• Exercise instructions
Pictures aside, each record should be reproduced exactly.

Entries from a dataset of interfaces:

******

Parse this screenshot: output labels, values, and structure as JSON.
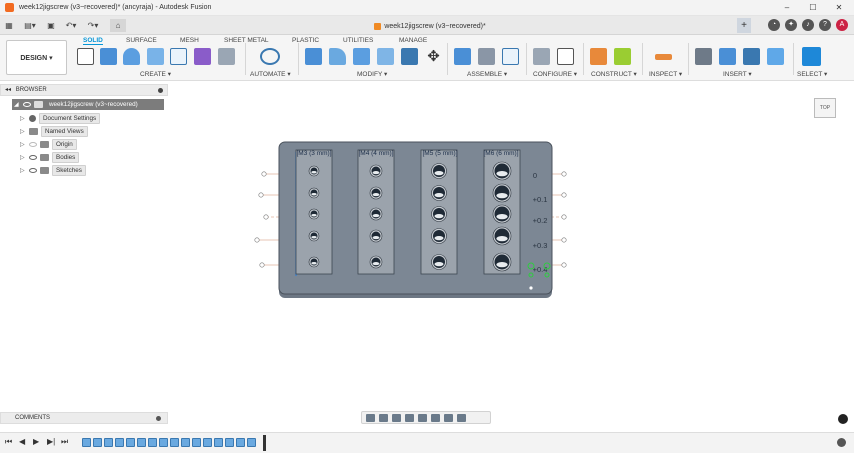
{
  "window": {
    "title": "week12jigscrew (v3~recovered)* (ancyraja) - Autodesk Fusion",
    "controls": [
      "–",
      "☐",
      "✕"
    ]
  },
  "tabstrip": {
    "document_tab": "week12jigscrew (v3~recovered)*"
  },
  "toolbar": {
    "workspace": "DESIGN ▾",
    "tabs": [
      "SOLID",
      "SURFACE",
      "MESH",
      "SHEET METAL",
      "PLASTIC",
      "UTILITIES",
      "MANAGE"
    ],
    "active_tab": "SOLID",
    "groups": [
      "CREATE ▾",
      "AUTOMATE ▾",
      "MODIFY ▾",
      "ASSEMBLE ▾",
      "CONFIGURE ▾",
      "CONSTRUCT ▾",
      "INSPECT ▾",
      "INSERT ▾",
      "SELECT ▾"
    ]
  },
  "browser": {
    "header": "BROWSER",
    "root": "week12jigscrew (v3~recovered)",
    "items": [
      "Document Settings",
      "Named Views",
      "Origin",
      "Bodies",
      "Sketches"
    ]
  },
  "viewcube": {
    "face": "TOP"
  },
  "model": {
    "column_labels": [
      "[M3 (3 mm)]",
      "[M4 (4 mm)]",
      "[M5 (5 mm)]",
      "[M6 (6 mm)]"
    ],
    "tolerance_labels": [
      "0",
      "+0.1",
      "+0.2",
      "+0.3",
      "+0.4"
    ]
  },
  "comments": {
    "label": "COMMENTS"
  },
  "colors": {
    "accent": "#0696d7",
    "plate": "#7c8794",
    "strip": "#9ba3ac"
  }
}
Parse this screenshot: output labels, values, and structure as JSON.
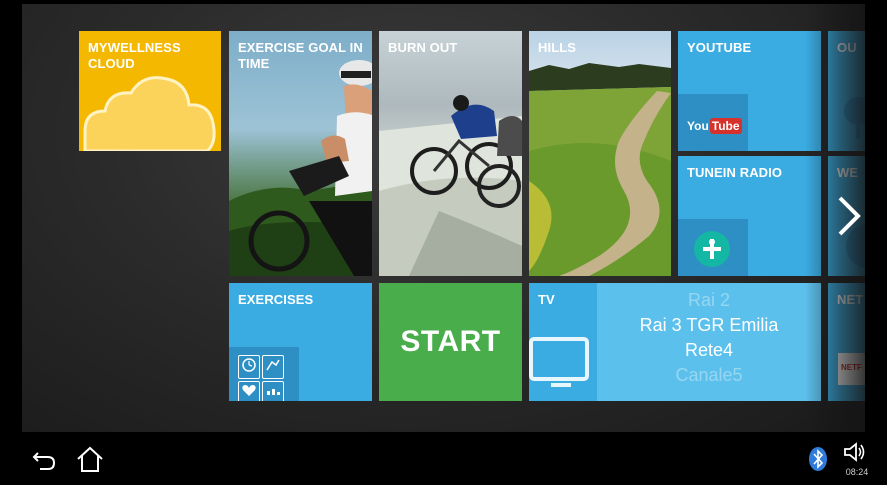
{
  "tiles": {
    "mywellness": {
      "title": "MYWELLNESS CLOUD",
      "color": "#f5b800"
    },
    "exercise_goal": {
      "title": "EXERCISE GOAL IN TIME"
    },
    "burn_out": {
      "title": "BURN OUT"
    },
    "hills": {
      "title": "HILLS"
    },
    "youtube": {
      "title": "YOUTUBE",
      "logo_you": "You",
      "logo_tube": "Tube"
    },
    "tunein": {
      "title": "TUNEIN RADIO"
    },
    "out": {
      "title": "OU"
    },
    "we": {
      "title": "WE"
    },
    "exercises": {
      "title": "EXERCISES"
    },
    "start": {
      "label": "START",
      "color": "#48ad4a"
    },
    "tv": {
      "title": "TV",
      "channels": [
        "Rai 2",
        "Rai 3 TGR Emilia",
        "Rete4",
        "Canale5"
      ],
      "selected_channel": "Rai 3 TGR Emilia"
    },
    "net": {
      "title": "NET",
      "logo": "NETF"
    }
  },
  "status_bar": {
    "time": "08:24"
  },
  "colors": {
    "tile_blue": "#3aace2",
    "tile_blue_dark": "#2e8fc4",
    "accent_red": "#d6312b",
    "tunein_teal": "#14b7a4"
  }
}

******

• Result of this task
Parse this screenshot: output labels, values, and structure as JSON.
{
  "window": {
    "title": "week12jigscrew (v3~recovered)* (ancyraja) - Autodesk Fusion",
    "controls": [
      "–",
      "☐",
      "✕"
    ]
  },
  "tabstrip": {
    "document_tab": "week12jigscrew (v3~recovered)*"
  },
  "toolbar": {
    "workspace": "DESIGN ▾",
    "tabs": [
      "SOLID",
      "SURFACE",
      "MESH",
      "SHEET METAL",
      "PLASTIC",
      "UTILITIES",
      "MANAGE"
    ],
    "active_tab": "SOLID",
    "groups": [
      "CREATE ▾",
      "AUTOMATE ▾",
      "MODIFY ▾",
      "ASSEMBLE ▾",
      "CONFIGURE ▾",
      "CONSTRUCT ▾",
      "INSPECT ▾",
      "INSERT ▾",
      "SELECT ▾"
    ]
  },
  "browser": {
    "header": "BROWSER",
    "root": "week12jigscrew (v3~recovered)",
    "items": [
      "Document Settings",
      "Named Views",
      "Origin",
      "Bodies",
      "Sketches"
    ]
  },
  "viewcube": {
    "face": "TOP"
  },
  "model": {
    "column_labels": [
      "[M3 (3 mm)]",
      "[M4 (4 mm)]",
      "[M5 (5 mm)]",
      "[M6 (6 mm)]"
    ],
    "tolerance_labels": [
      "0",
      "+0.1",
      "+0.2",
      "+0.3",
      "+0.4"
    ]
  },
  "comments": {
    "label": "COMMENTS"
  },
  "colors": {
    "accent": "#0696d7",
    "plate": "#7c8794",
    "strip": "#9ba3ac"
  }
}
Parse this screenshot: output labels, values, and structure as JSON.
{
  "tiles": {
    "mywellness": {
      "title": "MYWELLNESS CLOUD",
      "color": "#f5b800"
    },
    "exercise_goal": {
      "title": "EXERCISE GOAL IN TIME"
    },
    "burn_out": {
      "title": "BURN OUT"
    },
    "hills": {
      "title": "HILLS"
    },
    "youtube": {
      "title": "YOUTUBE",
      "logo_you": "You",
      "logo_tube": "Tube"
    },
    "tunein": {
      "title": "TUNEIN RADIO"
    },
    "out": {
      "title": "OU"
    },
    "we": {
      "title": "WE"
    },
    "exercises": {
      "title": "EXERCISES"
    },
    "start": {
      "label": "START",
      "color": "#48ad4a"
    },
    "tv": {
      "title": "TV",
      "channels": [
        "Rai 2",
        "Rai 3 TGR Emilia",
        "Rete4",
        "Canale5"
      ],
      "selected_channel": "Rai 3 TGR Emilia"
    },
    "net": {
      "title": "NET",
      "logo": "NETF"
    }
  },
  "status_bar": {
    "time": "08:24"
  },
  "colors": {
    "tile_blue": "#3aace2",
    "tile_blue_dark": "#2e8fc4",
    "accent_red": "#d6312b",
    "tunein_teal": "#14b7a4"
  }
}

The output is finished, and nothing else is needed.